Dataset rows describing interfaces
※ ※ ※
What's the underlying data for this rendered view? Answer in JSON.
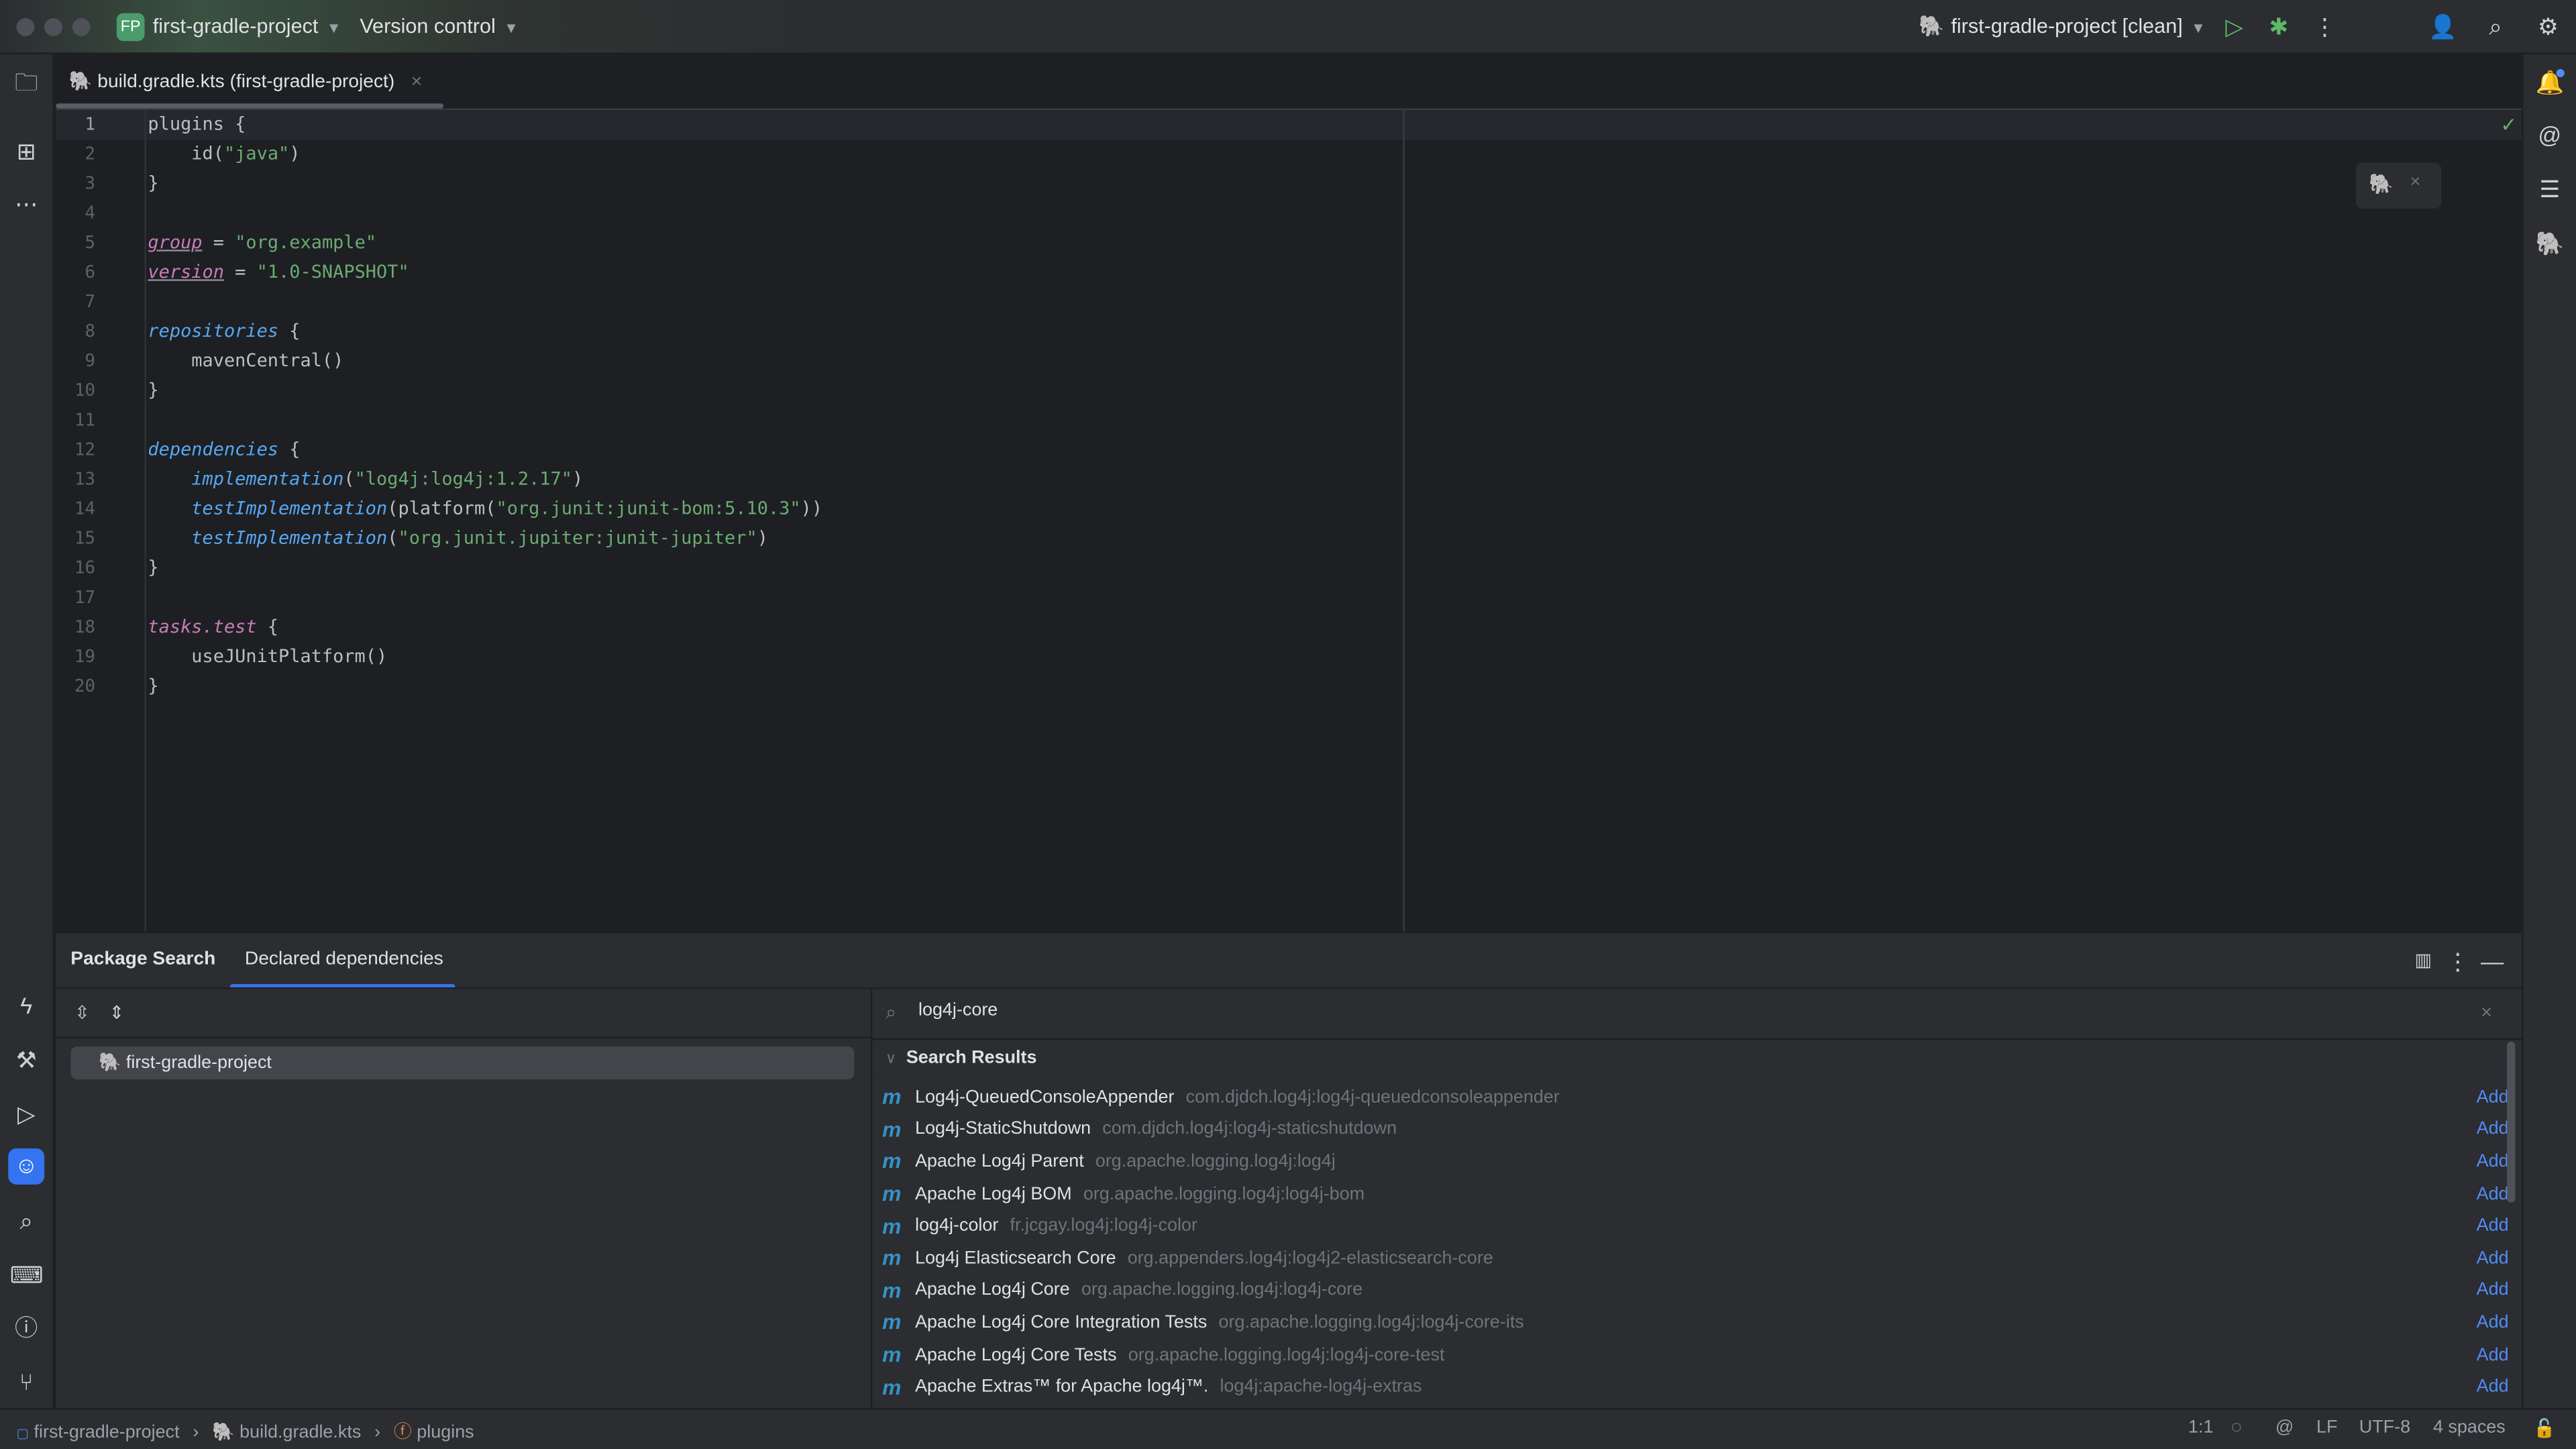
{
  "titlebar": {
    "project_badge": "FP",
    "project_name": "first-gradle-project",
    "vcs_label": "Version control",
    "run_config": "first-gradle-project [clean]"
  },
  "colors": {
    "accent": "#548af7",
    "run_green": "#5fb865",
    "badge_green": "#4a9c6a"
  },
  "tab": {
    "label": "build.gradle.kts (first-gradle-project)"
  },
  "editor": {
    "lines": [
      [
        [
          "plain",
          "plugins {"
        ]
      ],
      [
        [
          "plain",
          "    id("
        ],
        [
          "str",
          "\"java\""
        ],
        [
          "plain",
          ")"
        ]
      ],
      [
        [
          "plain",
          "}"
        ]
      ],
      [],
      [
        [
          "prop",
          "group"
        ],
        [
          "plain",
          " = "
        ],
        [
          "str",
          "\"org.example\""
        ]
      ],
      [
        [
          "prop",
          "version"
        ],
        [
          "plain",
          " = "
        ],
        [
          "str",
          "\"1.0-SNAPSHOT\""
        ]
      ],
      [],
      [
        [
          "fn",
          "repositories"
        ],
        [
          "plain",
          " {"
        ]
      ],
      [
        [
          "plain",
          "    mavenCentral()"
        ]
      ],
      [
        [
          "plain",
          "}"
        ]
      ],
      [],
      [
        [
          "fn",
          "dependencies"
        ],
        [
          "plain",
          " {"
        ]
      ],
      [
        [
          "plain",
          "    "
        ],
        [
          "fn",
          "implementation"
        ],
        [
          "plain",
          "("
        ],
        [
          "str",
          "\"log4j:log4j:1.2.17\""
        ],
        [
          "plain",
          ")"
        ]
      ],
      [
        [
          "plain",
          "    "
        ],
        [
          "fn",
          "testImplementation"
        ],
        [
          "plain",
          "(platform("
        ],
        [
          "str",
          "\"org.junit:junit-bom:5.10.3\""
        ],
        [
          "plain",
          "))"
        ]
      ],
      [
        [
          "plain",
          "    "
        ],
        [
          "fn",
          "testImplementation"
        ],
        [
          "plain",
          "("
        ],
        [
          "str",
          "\"org.junit.jupiter:junit-jupiter\""
        ],
        [
          "plain",
          ")"
        ]
      ],
      [
        [
          "plain",
          "}"
        ]
      ],
      [],
      [
        [
          "ext",
          "tasks.test"
        ],
        [
          "plain",
          " {"
        ]
      ],
      [
        [
          "plain",
          "    useJUnitPlatform()"
        ]
      ],
      [
        [
          "plain",
          "}"
        ]
      ]
    ]
  },
  "panel": {
    "tabs": [
      {
        "label": "Package Search",
        "active": false
      },
      {
        "label": "Declared dependencies",
        "active": true
      }
    ],
    "module": "first-gradle-project",
    "search_value": "log4j-core",
    "results_header": "Search Results",
    "add_label": "Add",
    "results": [
      {
        "name": "Log4j-QueuedConsoleAppender",
        "coord": "com.djdch.log4j:log4j-queuedconsoleappender"
      },
      {
        "name": "Log4j-StaticShutdown",
        "coord": "com.djdch.log4j:log4j-staticshutdown"
      },
      {
        "name": "Apache Log4j Parent",
        "coord": "org.apache.logging.log4j:log4j"
      },
      {
        "name": "Apache Log4j BOM",
        "coord": "org.apache.logging.log4j:log4j-bom"
      },
      {
        "name": "log4j-color",
        "coord": "fr.jcgay.log4j:log4j-color"
      },
      {
        "name": "Log4j Elasticsearch Core",
        "coord": "org.appenders.log4j:log4j2-elasticsearch-core"
      },
      {
        "name": "Apache Log4j Core",
        "coord": "org.apache.logging.log4j:log4j-core"
      },
      {
        "name": "Apache Log4j Core Integration Tests",
        "coord": "org.apache.logging.log4j:log4j-core-its"
      },
      {
        "name": "Apache Log4j Core Tests",
        "coord": "org.apache.logging.log4j:log4j-core-test"
      },
      {
        "name": "Apache Extras™ for Apache log4j™.",
        "coord": "log4j:apache-log4j-extras"
      }
    ]
  },
  "status": {
    "crumbs": [
      "first-gradle-project",
      "build.gradle.kts",
      "plugins"
    ],
    "position": "1:1",
    "line_sep": "LF",
    "encoding": "UTF-8",
    "indent": "4 spaces"
  }
}
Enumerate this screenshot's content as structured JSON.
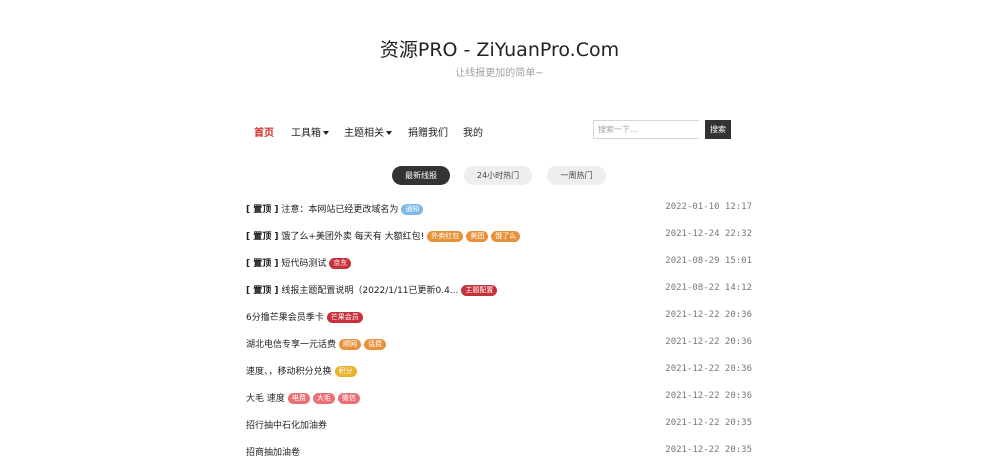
{
  "header": {
    "title": "资源PRO - ZiYuanPro.Com",
    "subtitle": "让线报更加的简单~"
  },
  "nav": {
    "items": [
      {
        "label": "首页",
        "active": true,
        "dropdown": false
      },
      {
        "label": "工具箱",
        "active": false,
        "dropdown": true
      },
      {
        "label": "主题相关",
        "active": false,
        "dropdown": true
      },
      {
        "label": "捐赠我们",
        "active": false,
        "dropdown": false
      },
      {
        "label": "我的",
        "active": false,
        "dropdown": false
      }
    ],
    "search": {
      "placeholder": "搜索一下...",
      "value": "",
      "button_label": "搜索"
    }
  },
  "tabs": [
    {
      "label": "最新线报",
      "active": true
    },
    {
      "label": "24小时热门",
      "active": false
    },
    {
      "label": "一周热门",
      "active": false
    }
  ],
  "colors": {
    "blue": "#7fb7e6",
    "orange": "#e8913b",
    "red": "#c8303a",
    "yellow": "#e9b22a",
    "pink": "#ea6f74",
    "accent": "#d0312d"
  },
  "posts": [
    {
      "pin": "[ 置顶 ]",
      "title": "注意：本网站已经更改域名为",
      "tags": [
        {
          "label": "通知",
          "color": "#7fb7e6"
        }
      ],
      "time": "2022-01-10 12:17"
    },
    {
      "pin": "[ 置顶 ]",
      "title": "饿了么+美团外卖 每天有 大额红包!",
      "tags": [
        {
          "label": "外卖红包",
          "color": "#e8913b"
        },
        {
          "label": "美团",
          "color": "#e8913b"
        },
        {
          "label": "饿了么",
          "color": "#e8913b"
        }
      ],
      "time": "2021-12-24 22:32"
    },
    {
      "pin": "[ 置顶 ]",
      "title": "短代码测试",
      "tags": [
        {
          "label": "京东",
          "color": "#c8303a"
        }
      ],
      "time": "2021-08-29 15:01"
    },
    {
      "pin": "[ 置顶 ]",
      "title": "线报主题配置说明（2022/1/11已更新0.4...",
      "tags": [
        {
          "label": "主题配置",
          "color": "#c8303a"
        }
      ],
      "time": "2021-08-22 14:12"
    },
    {
      "pin": "",
      "title": "6分撸芒果会员季卡",
      "tags": [
        {
          "label": "芒果会员",
          "color": "#c8303a"
        }
      ],
      "time": "2021-12-22 20:36"
    },
    {
      "pin": "",
      "title": "湖北电信专享一元话费",
      "tags": [
        {
          "label": "顺网",
          "color": "#e8913b"
        },
        {
          "label": "话费",
          "color": "#e8913b"
        }
      ],
      "time": "2021-12-22 20:36"
    },
    {
      "pin": "",
      "title": "速度、，移动积分兑换",
      "tags": [
        {
          "label": "积分",
          "color": "#e9b22a"
        }
      ],
      "time": "2021-12-22 20:36"
    },
    {
      "pin": "",
      "title": "大毛 速度",
      "tags": [
        {
          "label": "电费",
          "color": "#ea6f74"
        },
        {
          "label": "大毛",
          "color": "#ea6f74"
        },
        {
          "label": "微信",
          "color": "#ea6f74"
        }
      ],
      "time": "2021-12-22 20:36"
    },
    {
      "pin": "",
      "title": "招行抽中石化加油券",
      "tags": [],
      "time": "2021-12-22 20:35"
    },
    {
      "pin": "",
      "title": "招商抽加油卷",
      "tags": [],
      "time": "2021-12-22 20:35"
    }
  ]
}
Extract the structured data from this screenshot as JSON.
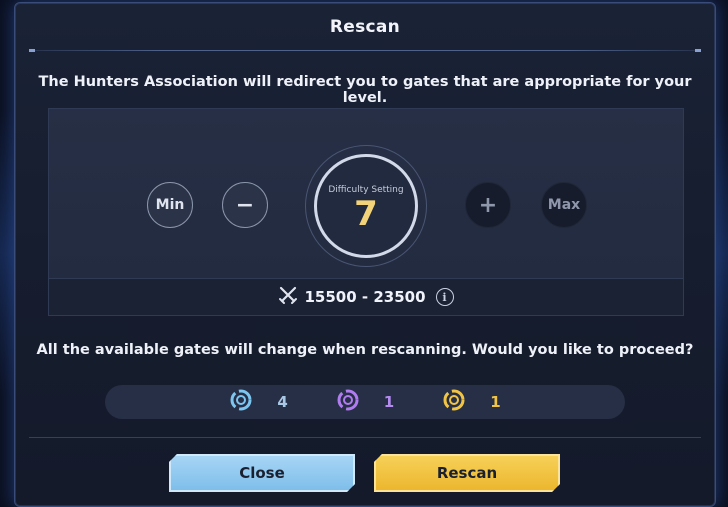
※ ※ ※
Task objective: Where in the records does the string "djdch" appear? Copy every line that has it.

Task response:
        "coord": "com.djdch.log4j:log4j-queuedconsoleappender"
        "coord": "com.djdch.log4j:log4j-staticshutdown"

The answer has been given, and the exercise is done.